Guma said the solution is for the government to negotiate transparently and dialogue with the unions in good faith adding that it is not proper for government to give the workers suspended promises because such promises can never be said to be an offer.
He said this in reference to government’s stand that it will give the public service a five percent salary increase on condition that the economy had improved in the first half of the year.
“It is a conditional offer. There will never be a point when government says ‘I have enough money to give increases’. It is just a question of priorities and getting our expenditures right and if it means doing that in favour of the employees then let it be,” said Guma.
He said if he was the minister of finance, he would tell the workers that he is unable to review their salaries because of the cash flow situation but definitely that the salaries would be reviewed in September after the review of the first quarter as ┬áthe economy is forecast to have grown by seven percent.
In addition, Guma said he would tell the employees that the increment would be backdated to April.
“I would promise them that the review will have a possibility of backdating to April.
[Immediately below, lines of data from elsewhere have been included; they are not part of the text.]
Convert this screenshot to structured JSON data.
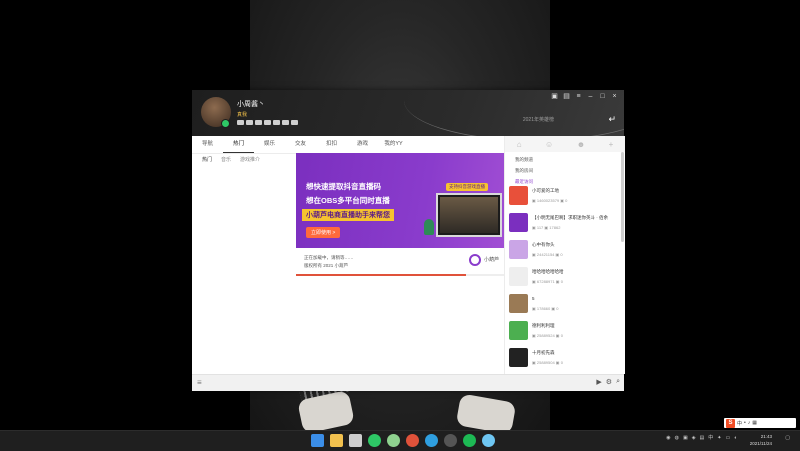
{
  "profile": {
    "name": "小周酱丶",
    "tag": "真我",
    "status_color": "#2ec866"
  },
  "header": {
    "slogan": "2021年英雄榜",
    "window_controls": [
      "pin-icon",
      "skin-icon",
      "menu-icon",
      "minimize-icon",
      "maximize-icon",
      "close-icon"
    ]
  },
  "tabs": [
    {
      "label": "导航",
      "active": false
    },
    {
      "label": "热门",
      "active": true
    },
    {
      "label": "娱乐",
      "active": false
    },
    {
      "label": "交友",
      "active": false
    },
    {
      "label": "扣扣",
      "active": false
    },
    {
      "label": "游戏",
      "active": false
    },
    {
      "label": "我的YY",
      "active": false
    }
  ],
  "subtabs": [
    "热门",
    "音乐",
    "游戏推介"
  ],
  "banner": {
    "line1": "想快速提取抖音直播码",
    "line2": "想在OBS多平台同时直播",
    "line3": "小葫芦电商直播助手来帮您",
    "button": "立即使用 >",
    "tag": "支持抖音游戏直播",
    "accent": "#8a3ccc"
  },
  "loading": {
    "line1": "正在加载中，请稍等……",
    "line2": "版权所有 2021 小葫芦",
    "brand": "小葫芦",
    "progress": 0.8
  },
  "right_panel": {
    "menu": [
      {
        "label": "我的频道",
        "active": false
      },
      {
        "label": "我的房间",
        "active": false
      },
      {
        "label": "最近访问",
        "active": true
      }
    ],
    "items": [
      {
        "name": "小可爱的工地",
        "stat_a": "1460023579",
        "stat_b": "0",
        "color": "#e8503a"
      },
      {
        "name": "【小明无尾巴啊】求职迷你英斗 · 佰余",
        "stat_a": "117",
        "stat_b": "17862",
        "color": "#7b2fbf"
      },
      {
        "name": "心中有你头",
        "stat_a": "24421154",
        "stat_b": "0",
        "color": "#caa5e6"
      },
      {
        "name": "哈哈哈哈哈哈哈",
        "stat_a": "67288971",
        "stat_b": "0",
        "color": "#eeeeee"
      },
      {
        "name": "5",
        "stat_a": "178660",
        "stat_b": "0",
        "color": "#9a7a55"
      },
      {
        "name": "德利利利理",
        "stat_a": "25889524",
        "stat_b": "0",
        "color": "#4caf50"
      },
      {
        "name": "十月初先森",
        "stat_a": "25889504",
        "stat_b": "0",
        "color": "#222222"
      }
    ]
  },
  "taskbar": {
    "time": "21:43",
    "date": "2021/11/24",
    "ime_label": "中"
  }
}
I would not confine myself to any figure because that would allow me to start working on reviewing the revenues and expenditure forecasts and focusing on the anticipated big wage bill,” said Guma.
Although he says his strategy would be to give the employees a salary increase, he also proposes a scary scenario ÔÇô that of trimming the civil service and making it more productive and efficient.
In Guma’s view, the embellished civil service is not sustainable in monetary terms as is the case currently.
He said a proper explanation to the unions would ensure they understand that a salary increase does not only entail an increment of the take home pay as it also entails an increased ┬ágovernment contribution towards ┬átheir pensions and medical aid.
Guma added that it is useful that such increases are performance based because enhanced productivity would grow the economy.
“If you do not educate people, you create wrong perceptions.
The country’s expenditure and priority needs should be constructively and plainly explained to the workers. These things should be clearly unpacked so as to eliminate misperceptions that there is money when in fact there is no money. The budget must always be a people’s budget because in that way, the whole nation, including the workers, will understand the budget scenario and its attendant implications,” said Guma.
He said if you tell the workers that there is no money while on the other hand your expenditure on the items such as the military and the DIS is increasing, that has the effect of hardening the feelings of the workers that they are being sidelined in favour of unjustified expenditure.
The public service strike entered its third week yesterday and the unions, who are demanding a 16 percent salary increase, have a threatened a ‘go slow’ upon resumption of duty.
Meanwhile, the Industrial Court is today expected to deliver judgment on the legality and effectiveness of last week’s judgment that declared certain cadres in the public service as essential services and thus their participation in the strike illegal.